Short for sampled flow, sFlow takes a slightly different approach to network monitoring than other options. Where NetFlow statefully tracks flows, sFlow works by randomly sampling the full packet headers of a given flow at a predetermined interval. This can cut down on bandwidth and CPU utilization on the switch or router capturing flow information, but may also reduce the accuracy of the information collected. sFlow does, however, capture deeper levels of information than NetFlow, including full packet headers and even partial packet payloads.
sFlow is supported on a wide range of networking equipment, even on many products from Cisco. On the collector/analyzer side, sFlow exports records that are incompatible with NetFlow, but many network monitoring and analysis tools support both formats.
sFlow exports sampled packets in near real-time, and unlike NetFlow, there is no flow cache on the network device. This can make sFlow a more scalable option in very high-speed networks. However, it’s critical to configure an appropriate sampling rate. Sampling a greater percentage of the total packets can yield greater accuracy, but too high a percentage negates the benefits of statistical sampling. There is, unfortunately, no “correct” sampling rate; the number of variables involved means that each network will be different.
What is IPFIX?
An IETF standard that emerged in the early 2000s, Internet Protocol Flow Information Export (IPFIX) is extremely similar to NetFlow. In fact, NetFlow v9 served as the basis for IPFIX. The primary difference between the two is that IPFIX is an open standard, and is supported by many networking vendors apart from Cisco. With the exception of a few additional fields added in IPFIX, the formats are otherwise nearly identical. In fact, IPFIX is sometimes even referred to as “NetFlow v10”.
Owing in part to its similarities to NetFlow, IPFIX enjoys wide support among network monitoring solutions as well as network equipment.
Network Flow Tools Compared
|Feature||NetFlow v5||NetFlow v9||sFlow||IPFIX|
|Open or Proprietary||Proprietary||Proprietary||Open||Open|
|Sampled or Flow Based||Primarily Flow Based; Sampled Mode is available||Primarily Flow Based; Sampled Mode is available||Sampled||Primarily Flow Based; Sampled Mode is available|
|Information Captured||Metadata and statistical information, including bytes transferred, interface counters and so on||Metadata and statistical information, including bytes transferred, interface counters and so on||Complete Packet Headers, Partial Packet Payloads||Metadata and statistical information, including bytes transferred, interface counters and so on|
|Ingress/Egress Monitoring||Ingress Only||Ingress and Egress||Ingress and Egress||Ingress and Egress|
Considerations for Flow Monitoring
As discussed previously, there are some important considerations when deploying any flow monitoring solution, whether it be NetFlow, sFlow, or IPFIX. The choice of what platform or tool you use to analyze your flow records can greatly impact the value you get out of flow monitoring.

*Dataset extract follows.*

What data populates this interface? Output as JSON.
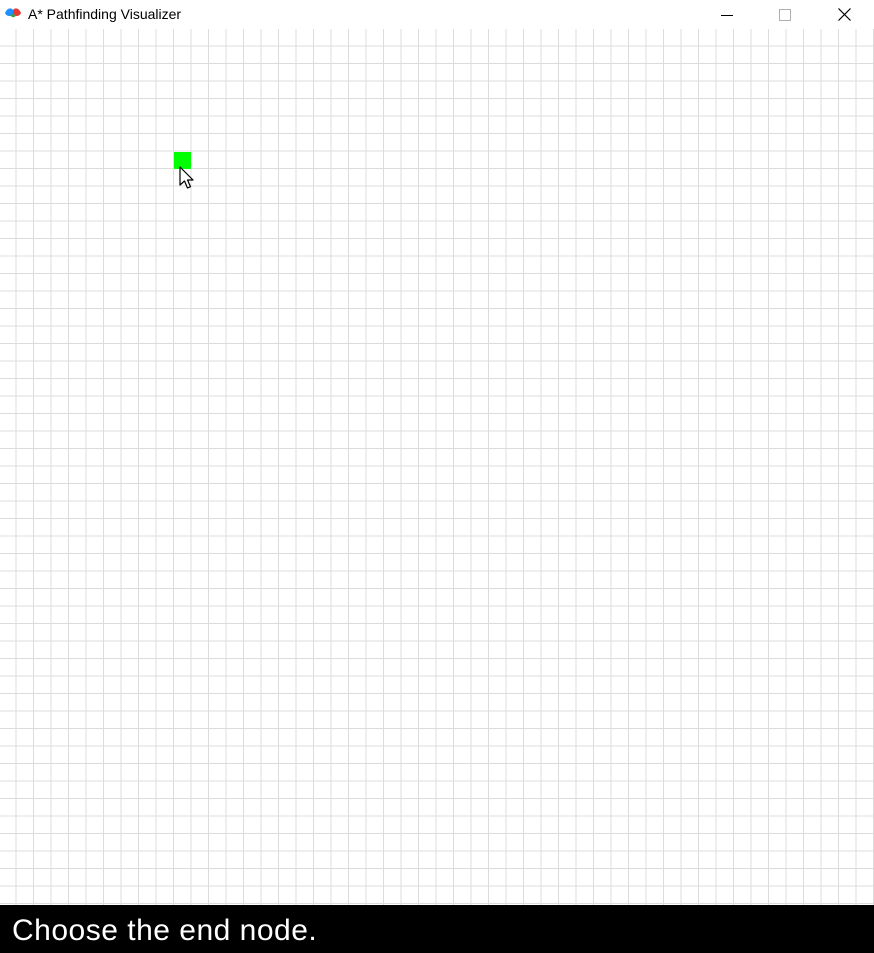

You’ll also want to consider storage requirements, which can vary based on how much traffic you’re monitoring or sampling.
Perhaps most importantly, you’ll want to consider whether flow monitoring is even the most appropriate type of Network Traffic Analysis for your needs. Do you need the deeper level of inspection possible with a full packet capture? Or will metadata and summarized information suffice?

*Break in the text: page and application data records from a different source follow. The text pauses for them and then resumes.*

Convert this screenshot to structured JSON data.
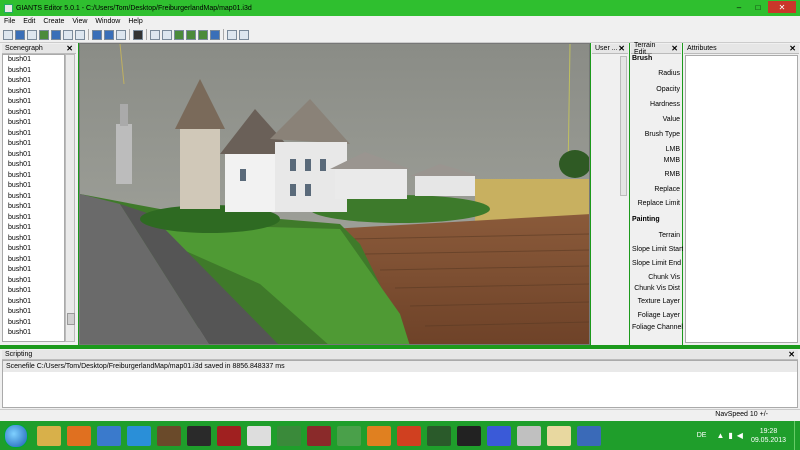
{
  "window": {
    "title": "GIANTS Editor 5.0.1 - C:/Users/Tom/Desktop/FreiburgerlandMap/map01.i3d",
    "minimize": "–",
    "maximize": "□",
    "close": "✕"
  },
  "menu": [
    "File",
    "Edit",
    "Create",
    "View",
    "Window",
    "Help"
  ],
  "panels": {
    "scenegraph_title": "Scenegraph",
    "user_attr_title": "User ...",
    "terrain_title": "Terrain Edit...",
    "attributes_title": "Attributes",
    "scripting_title": "Scripting",
    "close_glyph": "✕"
  },
  "scenegraph": {
    "items": [
      "bush01",
      "bush01",
      "bush01",
      "bush01",
      "bush01",
      "bush01",
      "bush01",
      "bush01",
      "bush01",
      "bush01",
      "bush01",
      "bush01",
      "bush01",
      "bush01",
      "bush01",
      "bush01",
      "bush01",
      "bush01",
      "bush01",
      "bush01",
      "bush01",
      "bush01",
      "bush01",
      "bush01",
      "bush01",
      "bush01",
      "bush01"
    ]
  },
  "terrain": {
    "brush_label": "Brush",
    "brush_rows": [
      "Radius",
      "Opacity",
      "Hardness",
      "Value",
      "Brush Type",
      "LMB",
      "MMB",
      "RMB",
      "Replace",
      "Replace Limit"
    ],
    "painting_label": "Painting",
    "painting_rows": [
      "Terrain",
      "Slope Limit Start",
      "Slope Limit End",
      "Chunk Vis",
      "Chunk Vis Dist",
      "Texture Layer",
      "Foliage Layer",
      "Foliage Channels"
    ]
  },
  "scripting": {
    "log": "Scenefile C:/Users/Tom/Desktop/FreiburgerlandMap/map01.i3d saved in 8856.848337 ms"
  },
  "status": {
    "navspeed": "NavSpeed 10 +/-"
  },
  "taskbar": {
    "lang": "DE",
    "time": "19:28",
    "date": "09.05.2013"
  }
}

Is This Solution Right for You?
Flow Monitoring is an indispensable addition to any network engineer’s toolbox, but it’s not the be-all and end-all, especially when it comes to security. Packet sampling in particular can miss highly sophisticated threats that don’t make a lot of noise. Pairing the network-centric perspectives of flow monitoring with a data-centric solution like the Varonis Data Protection Platform can help you avoid blind spots, identify advanced threats, and maintain compliance. If you’re interested in learning more about how Varonis can complement your existing monitoring solutions, schedule a one-on-one demo today!

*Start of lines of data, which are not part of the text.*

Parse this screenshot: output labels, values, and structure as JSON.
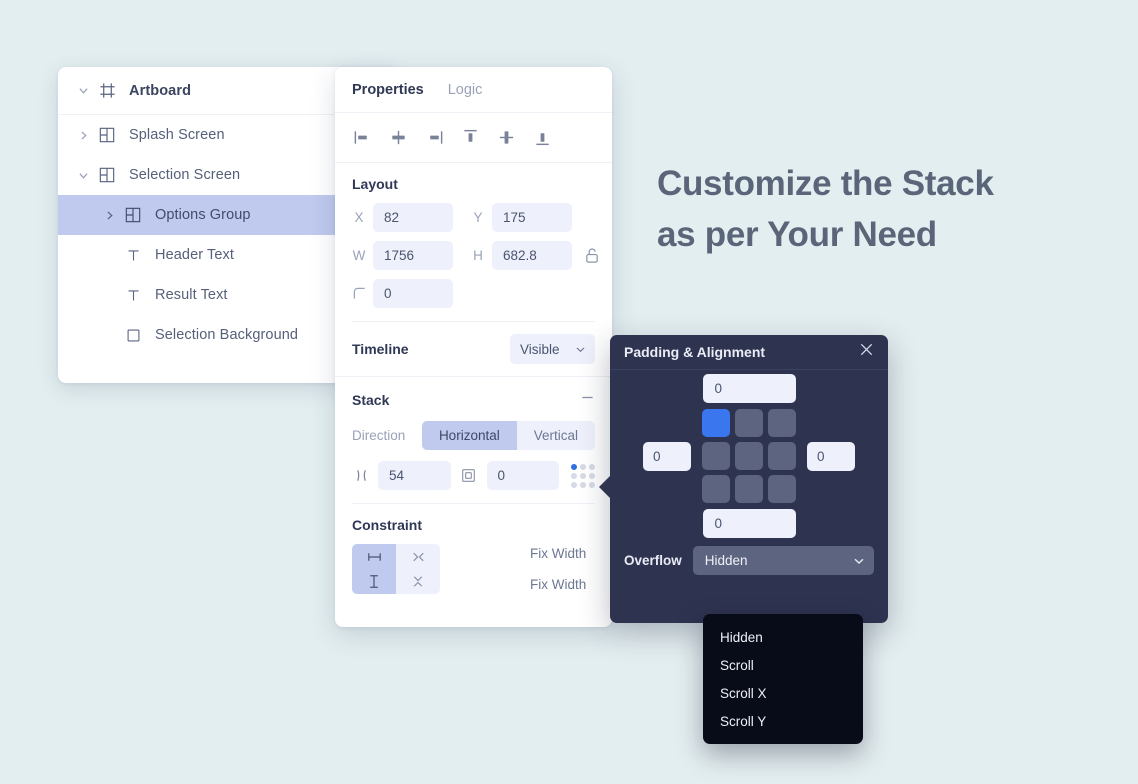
{
  "headline": {
    "line1": "Customize the Stack",
    "line2": "as per Your Need"
  },
  "layer_tree": {
    "items": [
      {
        "label": "Artboard",
        "icon": "artboard-icon",
        "caret": "down",
        "depth": 0,
        "selected": false
      },
      {
        "label": "Splash Screen",
        "icon": "frame-icon",
        "caret": "right",
        "depth": 0,
        "selected": false
      },
      {
        "label": "Selection Screen",
        "icon": "frame-icon",
        "caret": "down",
        "depth": 0,
        "selected": false
      },
      {
        "label": "Options Group",
        "icon": "frame-icon",
        "caret": "right",
        "depth": 1,
        "selected": true
      },
      {
        "label": "Header Text",
        "icon": "text-icon",
        "caret": "none",
        "depth": 1,
        "selected": false
      },
      {
        "label": "Result Text",
        "icon": "text-icon",
        "caret": "none",
        "depth": 1,
        "selected": false
      },
      {
        "label": "Selection Background",
        "icon": "rect-icon",
        "caret": "none",
        "depth": 1,
        "selected": false
      }
    ]
  },
  "properties": {
    "tabs": [
      {
        "label": "Properties",
        "active": true
      },
      {
        "label": "Logic",
        "active": false
      }
    ],
    "align_buttons": [
      "align-left-icon",
      "align-center-horizontal-icon",
      "align-right-icon",
      "align-top-icon",
      "align-center-vertical-icon",
      "align-bottom-icon"
    ],
    "layout": {
      "title": "Layout",
      "x_label": "X",
      "x_value": "82",
      "y_label": "Y",
      "y_value": "175",
      "w_label": "W",
      "w_value": "1756",
      "h_label": "H",
      "h_value": "682.8",
      "radius_label": "corner-radius-icon",
      "radius_value": "0",
      "lock_icon": "unlock-icon"
    },
    "timeline": {
      "title": "Timeline",
      "value": "Visible"
    },
    "stack": {
      "title": "Stack",
      "collapse_icon": "minus-icon",
      "direction_label": "Direction",
      "direction_options": [
        {
          "label": "Horizontal",
          "active": true
        },
        {
          "label": "Vertical",
          "active": false
        }
      ],
      "gap_icon": "gap-icon",
      "gap_value": "54",
      "padding_icon": "padding-icon",
      "padding_value": "0",
      "alignment_icon": "alignment-dot-grid-icon"
    },
    "constraint": {
      "title": "Constraint",
      "cells": [
        {
          "icon": "fix-width-icon",
          "active": true
        },
        {
          "icon": "hug-width-icon",
          "active": false
        },
        {
          "icon": "fix-height-icon",
          "active": true
        },
        {
          "icon": "hug-height-icon",
          "active": false
        }
      ],
      "labels": [
        "Fix Width",
        "Fix Width"
      ]
    }
  },
  "padding_panel": {
    "title": "Padding & Alignment",
    "close_icon": "close-icon",
    "padding_top": "0",
    "padding_left": "0",
    "padding_right": "0",
    "padding_bottom": "0",
    "alignment_selected_index": 0,
    "alignment_cells": 9,
    "overflow_label": "Overflow",
    "overflow_value": "Hidden"
  },
  "overflow_menu": {
    "items": [
      "Hidden",
      "Scroll",
      "Scroll X",
      "Scroll Y"
    ]
  },
  "colors": {
    "canvas_bg": "#e3eef0",
    "accent_blue": "#3a76ee",
    "selection_lavender": "#bfcaee",
    "panel_dark": "#2e3350",
    "menu_dark": "#080c18",
    "input_bg": "#eef1fb"
  }
}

Robert is an IT and cyber security consultant based in Southern California. He enjoys learning about the latest threats to computer security.